Look for the string "JSON" in the listing. Copy each line that has it.
____ THE INPUT
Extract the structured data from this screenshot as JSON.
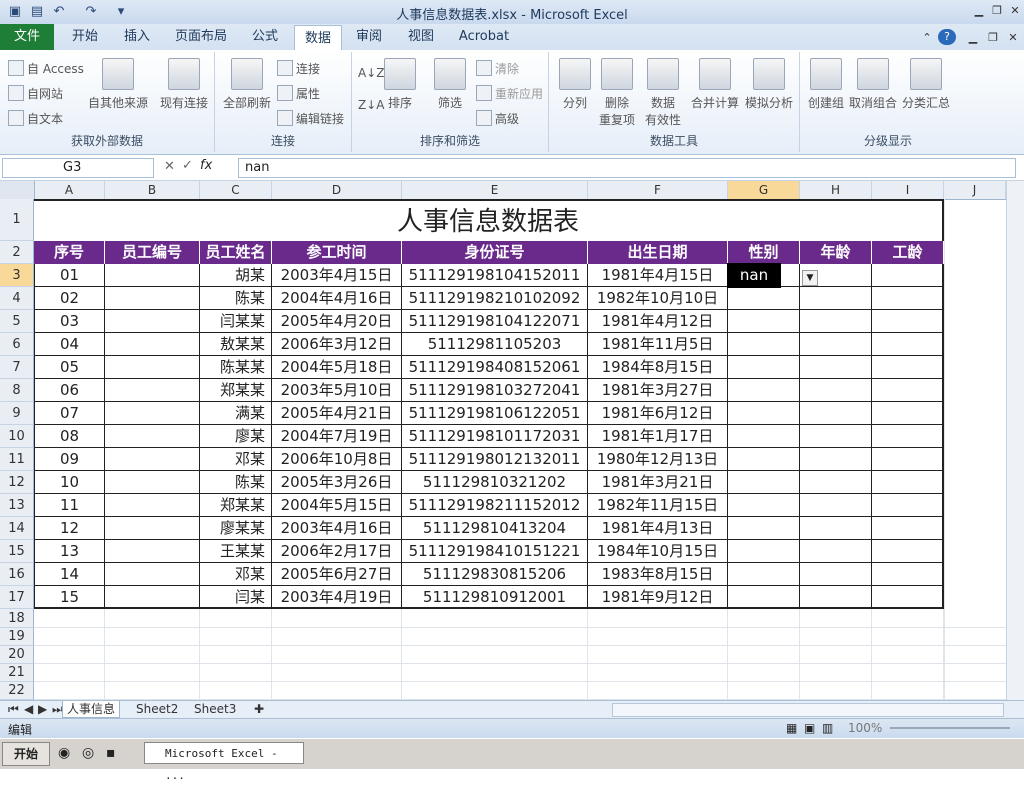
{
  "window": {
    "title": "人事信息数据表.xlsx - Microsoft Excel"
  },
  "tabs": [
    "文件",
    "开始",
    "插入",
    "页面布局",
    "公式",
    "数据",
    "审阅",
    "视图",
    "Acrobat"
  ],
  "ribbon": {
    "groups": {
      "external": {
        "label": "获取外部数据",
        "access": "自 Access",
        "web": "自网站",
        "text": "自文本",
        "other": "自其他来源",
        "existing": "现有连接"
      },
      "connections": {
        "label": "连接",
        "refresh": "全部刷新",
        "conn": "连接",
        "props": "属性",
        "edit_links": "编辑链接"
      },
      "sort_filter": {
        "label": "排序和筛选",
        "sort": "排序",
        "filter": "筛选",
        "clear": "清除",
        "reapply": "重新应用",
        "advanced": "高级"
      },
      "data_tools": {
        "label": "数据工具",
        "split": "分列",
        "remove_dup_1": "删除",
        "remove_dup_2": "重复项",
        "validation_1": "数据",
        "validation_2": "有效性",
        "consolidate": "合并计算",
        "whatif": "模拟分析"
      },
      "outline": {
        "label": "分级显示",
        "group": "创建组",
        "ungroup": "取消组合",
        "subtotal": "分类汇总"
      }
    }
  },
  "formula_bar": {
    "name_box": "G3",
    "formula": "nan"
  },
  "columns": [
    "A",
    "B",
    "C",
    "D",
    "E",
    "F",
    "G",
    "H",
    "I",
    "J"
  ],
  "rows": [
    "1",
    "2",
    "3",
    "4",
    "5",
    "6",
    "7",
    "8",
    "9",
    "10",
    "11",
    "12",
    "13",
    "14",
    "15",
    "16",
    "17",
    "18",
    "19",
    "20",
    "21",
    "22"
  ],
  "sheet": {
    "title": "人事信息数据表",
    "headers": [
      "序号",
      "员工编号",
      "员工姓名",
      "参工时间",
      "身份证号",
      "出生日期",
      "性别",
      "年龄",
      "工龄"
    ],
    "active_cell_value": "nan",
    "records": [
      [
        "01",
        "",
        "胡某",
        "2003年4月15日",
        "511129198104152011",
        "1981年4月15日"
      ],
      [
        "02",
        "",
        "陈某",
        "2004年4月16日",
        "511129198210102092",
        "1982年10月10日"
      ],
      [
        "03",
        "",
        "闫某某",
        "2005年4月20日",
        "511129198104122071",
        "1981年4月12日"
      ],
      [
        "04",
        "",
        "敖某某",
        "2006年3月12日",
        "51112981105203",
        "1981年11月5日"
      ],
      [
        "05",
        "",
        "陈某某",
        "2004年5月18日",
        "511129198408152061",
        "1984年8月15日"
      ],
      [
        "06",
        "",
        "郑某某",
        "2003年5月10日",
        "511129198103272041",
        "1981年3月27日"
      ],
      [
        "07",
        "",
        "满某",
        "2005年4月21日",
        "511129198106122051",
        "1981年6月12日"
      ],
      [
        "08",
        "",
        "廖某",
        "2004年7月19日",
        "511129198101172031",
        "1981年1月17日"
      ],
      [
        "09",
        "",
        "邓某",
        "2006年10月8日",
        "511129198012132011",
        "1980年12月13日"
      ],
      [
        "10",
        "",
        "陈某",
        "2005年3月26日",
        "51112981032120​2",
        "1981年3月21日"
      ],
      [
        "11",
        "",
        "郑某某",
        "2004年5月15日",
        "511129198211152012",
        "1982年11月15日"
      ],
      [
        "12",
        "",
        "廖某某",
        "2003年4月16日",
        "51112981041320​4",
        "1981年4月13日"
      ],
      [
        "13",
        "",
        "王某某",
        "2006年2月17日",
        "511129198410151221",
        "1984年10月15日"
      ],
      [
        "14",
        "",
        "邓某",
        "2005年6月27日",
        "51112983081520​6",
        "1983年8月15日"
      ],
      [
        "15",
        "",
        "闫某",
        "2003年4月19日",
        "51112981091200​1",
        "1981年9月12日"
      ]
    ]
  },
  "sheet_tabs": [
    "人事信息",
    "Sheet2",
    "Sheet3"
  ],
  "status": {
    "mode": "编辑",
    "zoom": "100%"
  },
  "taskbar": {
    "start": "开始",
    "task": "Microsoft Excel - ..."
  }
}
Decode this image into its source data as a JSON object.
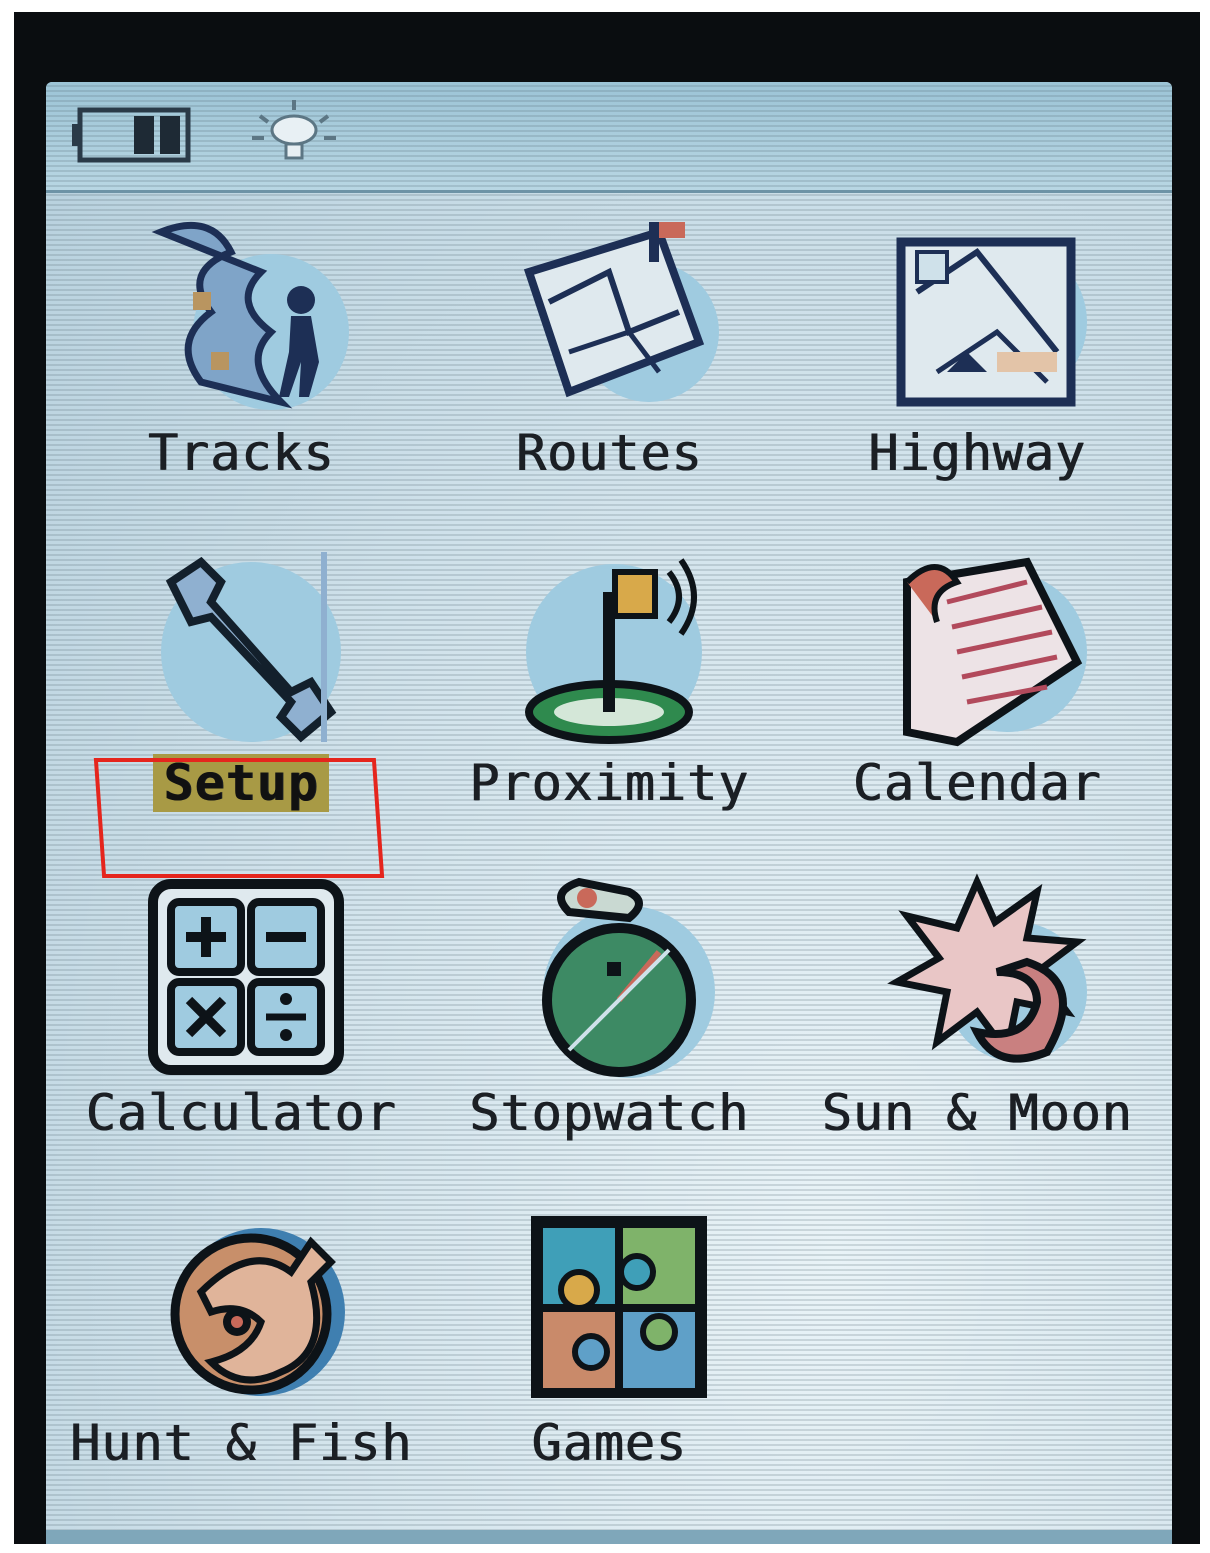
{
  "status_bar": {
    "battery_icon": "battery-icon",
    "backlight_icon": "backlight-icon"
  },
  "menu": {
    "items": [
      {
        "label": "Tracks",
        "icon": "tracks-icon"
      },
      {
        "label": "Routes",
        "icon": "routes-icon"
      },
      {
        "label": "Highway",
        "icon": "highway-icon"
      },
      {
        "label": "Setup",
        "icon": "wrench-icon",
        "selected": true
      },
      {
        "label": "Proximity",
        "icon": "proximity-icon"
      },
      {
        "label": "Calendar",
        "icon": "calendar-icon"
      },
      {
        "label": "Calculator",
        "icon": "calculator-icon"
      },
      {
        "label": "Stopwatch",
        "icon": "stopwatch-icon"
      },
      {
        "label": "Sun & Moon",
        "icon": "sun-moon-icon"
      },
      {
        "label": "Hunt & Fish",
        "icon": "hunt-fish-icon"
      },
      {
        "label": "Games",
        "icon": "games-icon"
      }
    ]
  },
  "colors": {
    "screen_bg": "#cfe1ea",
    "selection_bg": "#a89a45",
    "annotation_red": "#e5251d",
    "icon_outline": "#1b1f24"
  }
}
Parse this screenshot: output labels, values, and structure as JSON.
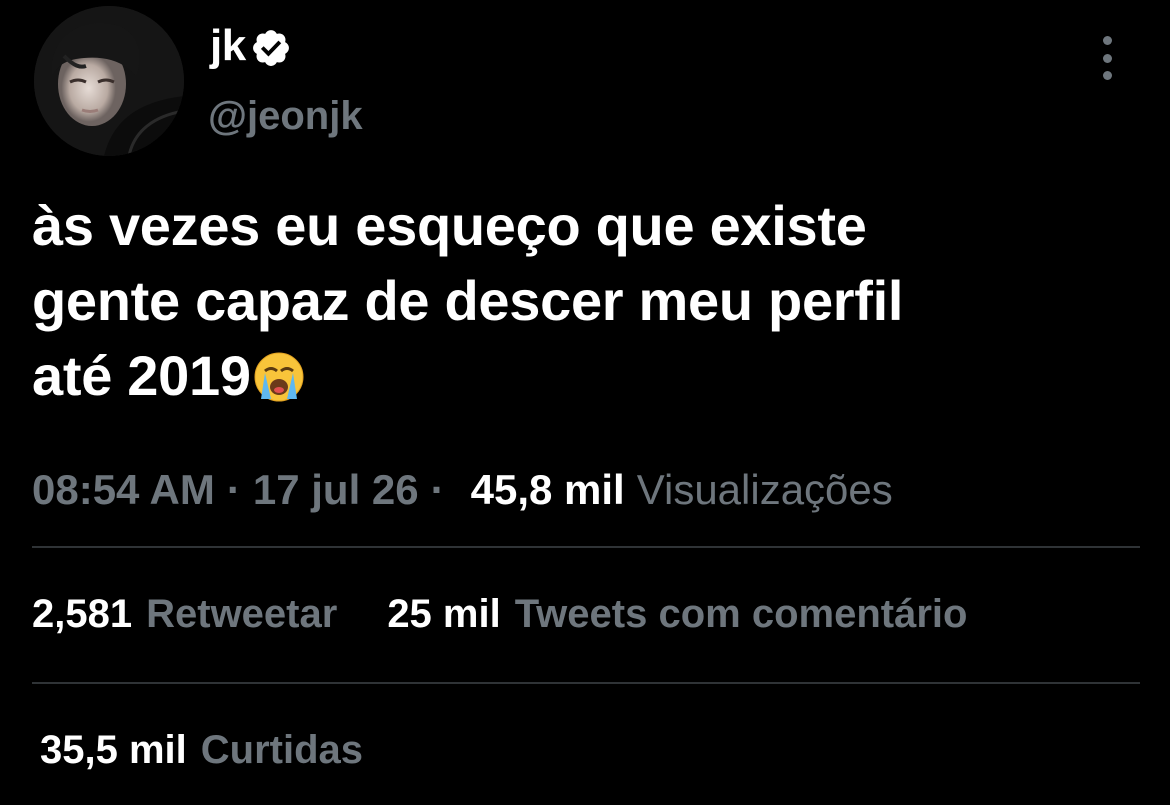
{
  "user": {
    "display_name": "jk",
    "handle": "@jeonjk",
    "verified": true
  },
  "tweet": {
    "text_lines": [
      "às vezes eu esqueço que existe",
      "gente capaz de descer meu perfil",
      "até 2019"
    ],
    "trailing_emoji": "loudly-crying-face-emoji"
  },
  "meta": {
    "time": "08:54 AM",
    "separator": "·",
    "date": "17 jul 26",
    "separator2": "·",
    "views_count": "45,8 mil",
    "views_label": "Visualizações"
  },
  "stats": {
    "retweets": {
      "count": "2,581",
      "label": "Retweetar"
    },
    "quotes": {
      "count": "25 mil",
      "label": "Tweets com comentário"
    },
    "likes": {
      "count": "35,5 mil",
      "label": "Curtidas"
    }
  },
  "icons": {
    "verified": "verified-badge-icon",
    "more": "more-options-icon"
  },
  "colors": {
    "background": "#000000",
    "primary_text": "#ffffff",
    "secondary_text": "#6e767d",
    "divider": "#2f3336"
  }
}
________
◆ WRITTEN REPLY
Extract the structured data from this screenshot as JSON.
Decode this image into its source data as a JSON object.
Parse this screenshot: output labels, values, and structure as JSON.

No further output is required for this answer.